Dataset rows for apps and sites:
Content starts

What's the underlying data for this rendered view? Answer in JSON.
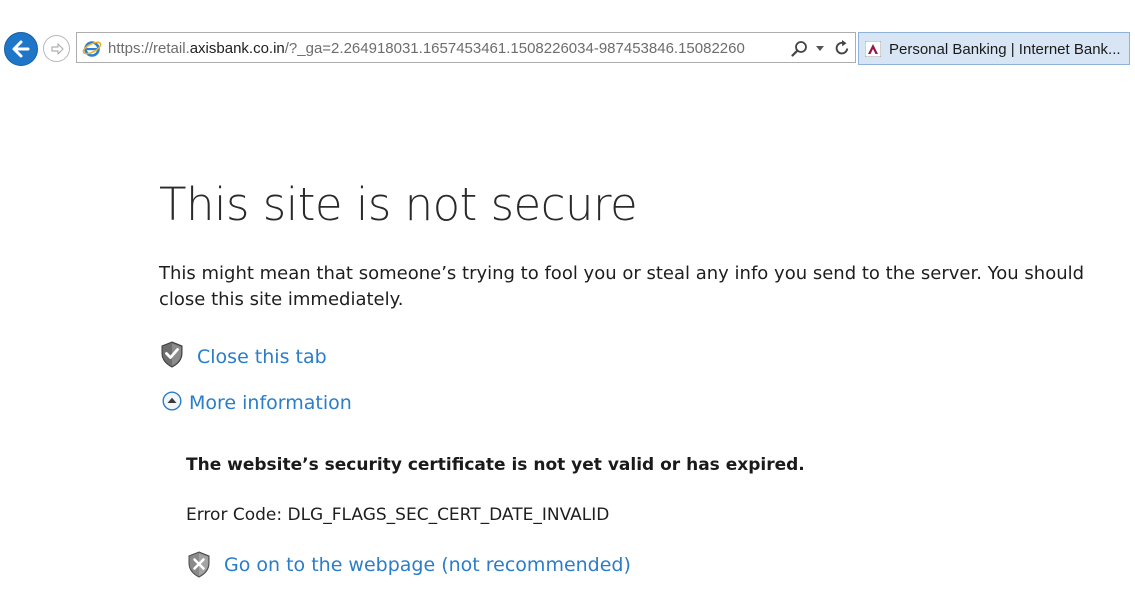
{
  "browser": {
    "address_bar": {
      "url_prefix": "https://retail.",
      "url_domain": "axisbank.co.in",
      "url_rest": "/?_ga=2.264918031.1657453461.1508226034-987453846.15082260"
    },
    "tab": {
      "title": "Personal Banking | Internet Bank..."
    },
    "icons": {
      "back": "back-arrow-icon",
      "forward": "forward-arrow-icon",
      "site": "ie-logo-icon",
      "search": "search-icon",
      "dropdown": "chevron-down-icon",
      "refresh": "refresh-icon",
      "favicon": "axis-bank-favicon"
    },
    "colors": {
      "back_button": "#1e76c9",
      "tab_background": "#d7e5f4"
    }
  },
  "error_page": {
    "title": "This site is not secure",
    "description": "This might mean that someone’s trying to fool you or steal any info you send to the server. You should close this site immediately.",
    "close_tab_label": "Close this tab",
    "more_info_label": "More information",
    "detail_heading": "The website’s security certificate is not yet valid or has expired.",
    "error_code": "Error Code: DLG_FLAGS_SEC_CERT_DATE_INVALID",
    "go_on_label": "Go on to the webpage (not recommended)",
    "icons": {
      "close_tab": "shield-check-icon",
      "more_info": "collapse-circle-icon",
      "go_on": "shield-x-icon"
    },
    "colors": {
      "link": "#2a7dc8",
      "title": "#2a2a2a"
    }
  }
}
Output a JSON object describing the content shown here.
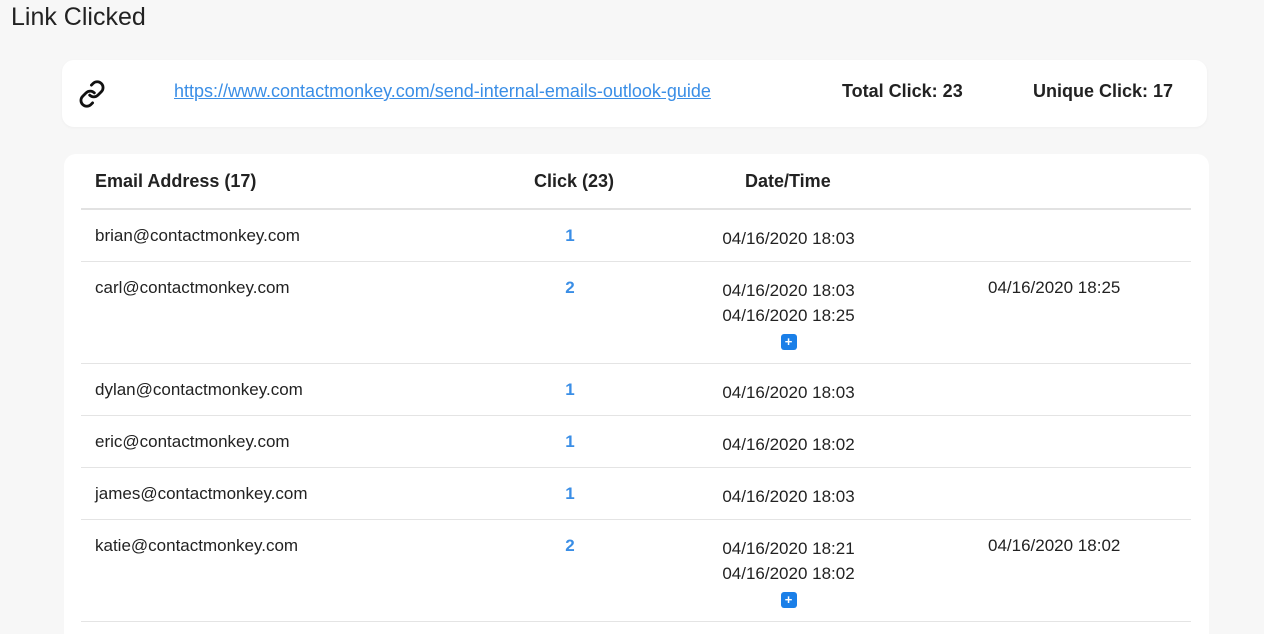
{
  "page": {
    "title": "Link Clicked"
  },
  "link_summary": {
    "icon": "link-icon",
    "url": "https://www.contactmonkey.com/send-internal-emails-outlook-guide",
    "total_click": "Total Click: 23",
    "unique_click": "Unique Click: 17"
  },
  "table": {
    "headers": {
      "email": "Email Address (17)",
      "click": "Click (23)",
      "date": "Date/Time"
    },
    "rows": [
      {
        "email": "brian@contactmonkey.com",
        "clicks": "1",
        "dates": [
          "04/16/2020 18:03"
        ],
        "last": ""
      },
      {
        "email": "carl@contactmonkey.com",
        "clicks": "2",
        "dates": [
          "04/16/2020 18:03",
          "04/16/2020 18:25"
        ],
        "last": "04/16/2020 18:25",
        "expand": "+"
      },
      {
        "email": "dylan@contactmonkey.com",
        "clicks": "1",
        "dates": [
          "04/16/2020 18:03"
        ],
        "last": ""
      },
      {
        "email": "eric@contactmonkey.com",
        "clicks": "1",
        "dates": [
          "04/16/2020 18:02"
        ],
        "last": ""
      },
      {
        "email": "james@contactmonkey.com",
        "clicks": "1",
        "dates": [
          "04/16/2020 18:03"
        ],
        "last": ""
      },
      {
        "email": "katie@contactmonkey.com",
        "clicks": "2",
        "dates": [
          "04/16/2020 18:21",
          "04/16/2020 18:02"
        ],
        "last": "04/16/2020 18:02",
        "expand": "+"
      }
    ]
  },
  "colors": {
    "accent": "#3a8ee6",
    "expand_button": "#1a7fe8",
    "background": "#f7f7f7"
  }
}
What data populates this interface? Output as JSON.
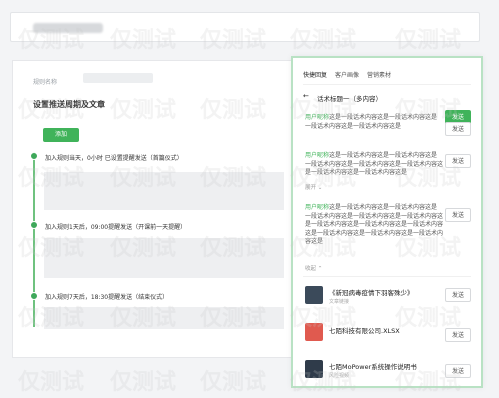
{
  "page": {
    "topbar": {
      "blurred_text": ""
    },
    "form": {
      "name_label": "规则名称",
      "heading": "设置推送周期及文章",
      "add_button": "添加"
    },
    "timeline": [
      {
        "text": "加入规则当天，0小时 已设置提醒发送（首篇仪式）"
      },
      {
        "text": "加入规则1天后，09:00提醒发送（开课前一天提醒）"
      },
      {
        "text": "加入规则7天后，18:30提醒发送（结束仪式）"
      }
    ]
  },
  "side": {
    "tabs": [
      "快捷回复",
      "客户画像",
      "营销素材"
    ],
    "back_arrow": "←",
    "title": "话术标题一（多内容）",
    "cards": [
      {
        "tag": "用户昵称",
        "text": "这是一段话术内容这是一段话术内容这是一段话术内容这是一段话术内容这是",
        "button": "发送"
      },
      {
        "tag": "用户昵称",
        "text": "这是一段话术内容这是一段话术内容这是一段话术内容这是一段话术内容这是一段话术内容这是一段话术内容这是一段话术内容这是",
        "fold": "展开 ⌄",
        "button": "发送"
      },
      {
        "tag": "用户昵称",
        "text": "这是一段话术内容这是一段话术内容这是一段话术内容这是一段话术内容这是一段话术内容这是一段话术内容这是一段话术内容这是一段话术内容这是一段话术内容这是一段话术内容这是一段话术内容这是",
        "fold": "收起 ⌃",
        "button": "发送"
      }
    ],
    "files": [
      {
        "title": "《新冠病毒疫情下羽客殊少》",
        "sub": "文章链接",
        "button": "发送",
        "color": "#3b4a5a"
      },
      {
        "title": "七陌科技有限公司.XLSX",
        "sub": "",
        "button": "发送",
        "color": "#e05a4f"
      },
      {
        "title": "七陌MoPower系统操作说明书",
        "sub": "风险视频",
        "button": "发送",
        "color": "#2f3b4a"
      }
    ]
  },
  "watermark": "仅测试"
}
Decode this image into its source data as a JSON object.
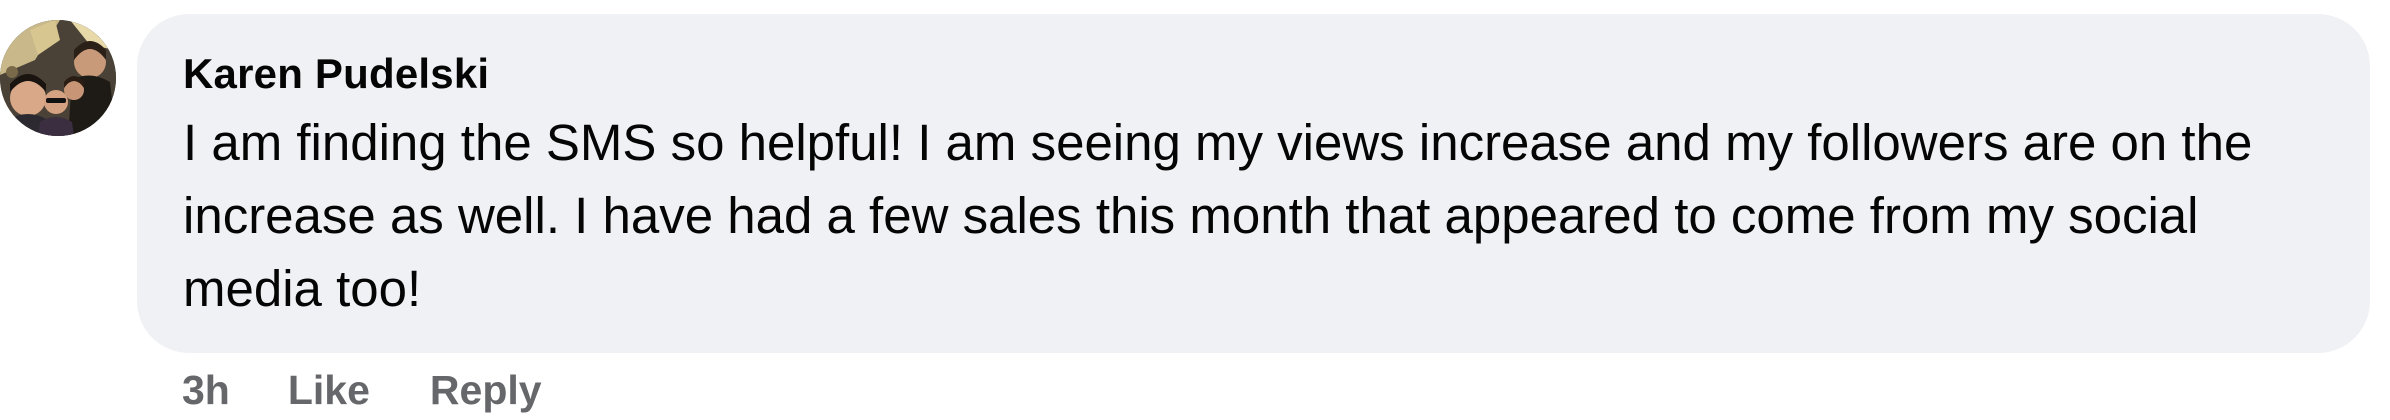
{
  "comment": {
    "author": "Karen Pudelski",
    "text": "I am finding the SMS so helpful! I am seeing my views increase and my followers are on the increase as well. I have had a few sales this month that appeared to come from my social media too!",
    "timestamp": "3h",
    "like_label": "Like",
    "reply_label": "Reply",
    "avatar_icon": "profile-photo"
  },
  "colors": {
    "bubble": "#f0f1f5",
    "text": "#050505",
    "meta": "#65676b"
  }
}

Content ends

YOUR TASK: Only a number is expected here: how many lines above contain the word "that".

RESULT FOR THIS TASK: 2